- **WORK TO COMPLETE**
Copy each line from the entries that the word "code" appears in.
________________
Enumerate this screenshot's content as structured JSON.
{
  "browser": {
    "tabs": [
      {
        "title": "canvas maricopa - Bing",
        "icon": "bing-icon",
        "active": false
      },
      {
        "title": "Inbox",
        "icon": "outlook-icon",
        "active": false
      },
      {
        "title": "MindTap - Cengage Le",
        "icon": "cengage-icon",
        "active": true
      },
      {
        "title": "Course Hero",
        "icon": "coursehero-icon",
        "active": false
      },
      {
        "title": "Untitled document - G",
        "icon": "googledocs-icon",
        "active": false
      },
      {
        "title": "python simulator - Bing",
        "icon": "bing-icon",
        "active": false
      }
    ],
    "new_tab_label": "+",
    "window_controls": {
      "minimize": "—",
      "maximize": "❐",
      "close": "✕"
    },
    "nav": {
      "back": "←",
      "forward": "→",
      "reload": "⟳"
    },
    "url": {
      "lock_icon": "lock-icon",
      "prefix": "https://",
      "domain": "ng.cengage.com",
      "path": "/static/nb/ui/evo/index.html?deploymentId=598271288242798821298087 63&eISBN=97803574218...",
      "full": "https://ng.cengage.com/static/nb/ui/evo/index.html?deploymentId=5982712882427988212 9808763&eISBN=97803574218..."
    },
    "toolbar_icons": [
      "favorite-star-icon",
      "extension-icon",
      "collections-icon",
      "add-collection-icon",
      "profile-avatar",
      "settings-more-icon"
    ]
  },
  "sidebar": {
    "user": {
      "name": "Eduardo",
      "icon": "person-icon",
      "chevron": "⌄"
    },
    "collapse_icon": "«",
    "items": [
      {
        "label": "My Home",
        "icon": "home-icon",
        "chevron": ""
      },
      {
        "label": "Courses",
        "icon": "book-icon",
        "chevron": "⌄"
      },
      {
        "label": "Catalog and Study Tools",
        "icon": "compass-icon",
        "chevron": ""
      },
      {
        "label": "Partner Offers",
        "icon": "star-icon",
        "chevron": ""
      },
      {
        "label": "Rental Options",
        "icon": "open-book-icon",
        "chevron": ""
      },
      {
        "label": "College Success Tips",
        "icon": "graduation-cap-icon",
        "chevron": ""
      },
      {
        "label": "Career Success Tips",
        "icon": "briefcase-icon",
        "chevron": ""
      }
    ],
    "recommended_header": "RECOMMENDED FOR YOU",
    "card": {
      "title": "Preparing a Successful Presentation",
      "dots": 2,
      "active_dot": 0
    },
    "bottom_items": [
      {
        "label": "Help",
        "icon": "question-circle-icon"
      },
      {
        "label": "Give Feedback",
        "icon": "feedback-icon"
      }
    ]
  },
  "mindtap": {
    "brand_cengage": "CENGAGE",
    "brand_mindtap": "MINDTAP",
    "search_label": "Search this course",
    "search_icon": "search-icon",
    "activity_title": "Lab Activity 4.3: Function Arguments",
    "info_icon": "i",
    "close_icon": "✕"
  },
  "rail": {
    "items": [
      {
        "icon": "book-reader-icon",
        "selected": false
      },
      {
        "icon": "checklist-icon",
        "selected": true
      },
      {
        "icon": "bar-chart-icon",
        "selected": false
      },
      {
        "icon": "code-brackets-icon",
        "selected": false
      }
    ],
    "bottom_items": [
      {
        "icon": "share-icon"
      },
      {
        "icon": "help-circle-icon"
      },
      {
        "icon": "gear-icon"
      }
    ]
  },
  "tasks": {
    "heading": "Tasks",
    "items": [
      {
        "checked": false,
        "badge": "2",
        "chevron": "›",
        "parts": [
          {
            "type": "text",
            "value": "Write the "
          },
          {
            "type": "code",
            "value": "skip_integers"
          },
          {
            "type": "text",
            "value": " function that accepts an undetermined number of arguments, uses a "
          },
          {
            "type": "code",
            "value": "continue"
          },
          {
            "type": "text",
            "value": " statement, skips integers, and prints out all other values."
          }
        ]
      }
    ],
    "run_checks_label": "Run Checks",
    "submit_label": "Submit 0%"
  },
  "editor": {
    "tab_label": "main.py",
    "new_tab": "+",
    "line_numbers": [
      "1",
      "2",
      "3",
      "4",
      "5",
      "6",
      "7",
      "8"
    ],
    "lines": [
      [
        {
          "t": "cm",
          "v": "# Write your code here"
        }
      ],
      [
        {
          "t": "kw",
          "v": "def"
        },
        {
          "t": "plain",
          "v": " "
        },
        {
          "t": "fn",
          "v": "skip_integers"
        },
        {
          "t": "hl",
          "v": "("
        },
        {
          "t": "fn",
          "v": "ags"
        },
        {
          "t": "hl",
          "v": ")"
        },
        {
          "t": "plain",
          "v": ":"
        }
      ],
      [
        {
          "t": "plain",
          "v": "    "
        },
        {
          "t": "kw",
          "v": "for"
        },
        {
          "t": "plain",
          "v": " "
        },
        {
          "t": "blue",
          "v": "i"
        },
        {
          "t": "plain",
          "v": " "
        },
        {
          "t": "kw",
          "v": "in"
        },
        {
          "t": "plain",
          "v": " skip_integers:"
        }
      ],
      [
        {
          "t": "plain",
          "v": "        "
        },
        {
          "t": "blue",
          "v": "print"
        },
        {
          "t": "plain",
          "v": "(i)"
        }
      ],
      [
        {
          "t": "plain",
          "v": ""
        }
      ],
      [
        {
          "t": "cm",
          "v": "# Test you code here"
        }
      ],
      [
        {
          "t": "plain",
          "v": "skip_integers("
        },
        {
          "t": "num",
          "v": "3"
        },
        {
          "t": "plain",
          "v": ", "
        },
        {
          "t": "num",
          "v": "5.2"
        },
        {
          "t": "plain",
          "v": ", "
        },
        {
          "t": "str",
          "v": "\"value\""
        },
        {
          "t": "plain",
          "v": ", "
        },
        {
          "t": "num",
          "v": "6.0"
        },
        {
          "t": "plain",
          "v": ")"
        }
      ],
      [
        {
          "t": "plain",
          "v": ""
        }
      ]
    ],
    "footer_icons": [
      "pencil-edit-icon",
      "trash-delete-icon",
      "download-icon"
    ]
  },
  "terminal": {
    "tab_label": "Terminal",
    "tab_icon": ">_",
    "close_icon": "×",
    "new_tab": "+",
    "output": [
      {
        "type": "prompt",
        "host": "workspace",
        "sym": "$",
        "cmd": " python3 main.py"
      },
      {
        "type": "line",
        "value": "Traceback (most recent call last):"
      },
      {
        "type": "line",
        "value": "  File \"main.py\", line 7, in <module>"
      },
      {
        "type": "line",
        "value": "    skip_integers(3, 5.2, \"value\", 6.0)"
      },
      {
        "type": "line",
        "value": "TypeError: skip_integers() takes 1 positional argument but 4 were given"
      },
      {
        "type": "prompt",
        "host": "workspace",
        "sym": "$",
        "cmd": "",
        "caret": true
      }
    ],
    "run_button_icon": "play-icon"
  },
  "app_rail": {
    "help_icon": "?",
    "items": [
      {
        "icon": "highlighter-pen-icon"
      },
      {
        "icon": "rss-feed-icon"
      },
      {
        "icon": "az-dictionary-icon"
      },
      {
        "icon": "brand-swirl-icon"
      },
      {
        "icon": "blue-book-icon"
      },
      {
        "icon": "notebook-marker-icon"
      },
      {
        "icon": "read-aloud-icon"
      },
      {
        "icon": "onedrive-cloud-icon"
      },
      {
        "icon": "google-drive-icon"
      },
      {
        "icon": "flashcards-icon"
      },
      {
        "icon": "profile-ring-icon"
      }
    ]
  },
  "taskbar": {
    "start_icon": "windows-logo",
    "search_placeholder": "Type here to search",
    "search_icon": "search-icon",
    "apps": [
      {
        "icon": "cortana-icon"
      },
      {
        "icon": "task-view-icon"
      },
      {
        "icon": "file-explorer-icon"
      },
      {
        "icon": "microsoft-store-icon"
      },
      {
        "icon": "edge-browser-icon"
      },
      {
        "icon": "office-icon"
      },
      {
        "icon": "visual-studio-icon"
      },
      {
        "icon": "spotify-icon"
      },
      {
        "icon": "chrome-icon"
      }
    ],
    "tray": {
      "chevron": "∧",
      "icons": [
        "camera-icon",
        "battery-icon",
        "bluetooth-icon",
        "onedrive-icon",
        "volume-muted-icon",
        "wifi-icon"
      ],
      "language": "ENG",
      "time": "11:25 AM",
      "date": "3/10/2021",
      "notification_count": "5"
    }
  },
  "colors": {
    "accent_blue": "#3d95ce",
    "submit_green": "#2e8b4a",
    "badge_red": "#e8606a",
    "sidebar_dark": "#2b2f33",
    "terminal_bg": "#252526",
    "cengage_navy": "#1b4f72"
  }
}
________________
- **EXERCISE RESULT**
        "icon": "code-brackets-icon",
            "type": "code",
            "type": "code",
          "v": "# Write your code here"
          "v": "# Test you code here"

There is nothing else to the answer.